The Fed’s Got a Choice

January 13, 2023

A soft landing is possible.

The Roosevelt Rundown features our top stories of the week.

Labor Market Strength Is No Justification for a Recession

This week’s Consumer Price Index (CPI) release offers the latest evidence that inflation is declining.

For the Federal Reserve, it should also strengthen the case for patience in its approach to inflation.

“Whether the labor market converges to one that is still strong and works for everyday people . . . is in the hands of the Fed,” Roosevelt’s Justin Bloesch and Mike Konczal argue in a new blog post.

“With measures of labor demand cooling and key sectors catching up in supply, the Fed has a choice: They can allow for a wait-and-see period that lets a soft landing materialize, or they can insist that unemployment must go up to crush inflation, introducing the risk of a serious recession.”

Read on for four reasons to be optimistic about a soft landing.


The Noncompete Ban, and What’s Next

The Federal Trade Commission’s proposal last week to ban noncompete agreements is a major win for American workers and innovation

And it could be a pivotal step toward a whole-of-government approach to worker power.

“To meaningfully build worker voice and curb corporate concentration, the Biden administration cannot stop here,” Roosevelt’s Trisha Maharaj writes.

“It must call upon the full force of government to respond to the ongoing decline in worker power in the labor market.”

Read more in “Banning Noncompetes: A Groundbreaking Step for Worker Power, and What Must Come Next.”


What We’re Reading

How Progressives Found Their Way to Real Power in Biden’s Washington [feat. Roosevelt’s Felicia Wong]Washington Post

The Impending Debt Ceiling Collision of 2023—and How Biden Can Avoid It—Explained [feat. Roosevelt’s Mike Konczal] – Vox

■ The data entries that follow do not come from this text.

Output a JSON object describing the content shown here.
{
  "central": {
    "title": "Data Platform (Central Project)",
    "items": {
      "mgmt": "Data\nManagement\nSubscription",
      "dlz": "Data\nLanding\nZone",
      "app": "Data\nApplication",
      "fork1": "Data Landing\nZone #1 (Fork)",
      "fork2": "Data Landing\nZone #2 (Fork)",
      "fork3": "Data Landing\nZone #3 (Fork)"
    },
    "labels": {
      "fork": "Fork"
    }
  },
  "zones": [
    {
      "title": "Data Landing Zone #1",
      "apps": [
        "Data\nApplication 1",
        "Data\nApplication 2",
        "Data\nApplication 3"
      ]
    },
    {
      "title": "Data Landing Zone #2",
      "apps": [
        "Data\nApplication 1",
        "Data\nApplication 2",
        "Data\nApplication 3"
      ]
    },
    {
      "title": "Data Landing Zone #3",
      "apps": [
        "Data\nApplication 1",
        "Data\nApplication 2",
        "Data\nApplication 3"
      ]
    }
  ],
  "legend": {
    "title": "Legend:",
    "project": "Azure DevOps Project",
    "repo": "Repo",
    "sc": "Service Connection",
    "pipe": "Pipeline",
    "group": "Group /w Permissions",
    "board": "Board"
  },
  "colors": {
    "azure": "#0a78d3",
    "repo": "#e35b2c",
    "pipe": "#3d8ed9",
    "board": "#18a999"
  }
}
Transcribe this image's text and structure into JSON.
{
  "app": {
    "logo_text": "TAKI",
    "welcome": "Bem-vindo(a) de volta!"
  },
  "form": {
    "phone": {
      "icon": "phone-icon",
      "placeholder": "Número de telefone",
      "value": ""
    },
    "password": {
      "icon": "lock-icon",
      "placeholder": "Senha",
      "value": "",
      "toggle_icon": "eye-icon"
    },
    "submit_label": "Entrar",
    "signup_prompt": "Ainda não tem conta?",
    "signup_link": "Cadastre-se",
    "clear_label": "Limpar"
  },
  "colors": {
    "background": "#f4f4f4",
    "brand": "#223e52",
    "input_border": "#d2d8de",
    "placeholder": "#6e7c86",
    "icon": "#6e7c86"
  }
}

20 Essential Black History Books That Belong on Everyone’s TBR List [feat. Roosevelt fellow Mehrsa Baradaran]Cosmopolitan

The New Political EconomyWashington Monthly 

As Infrastructure Money Lands, the Job Dividends BeginNew York Times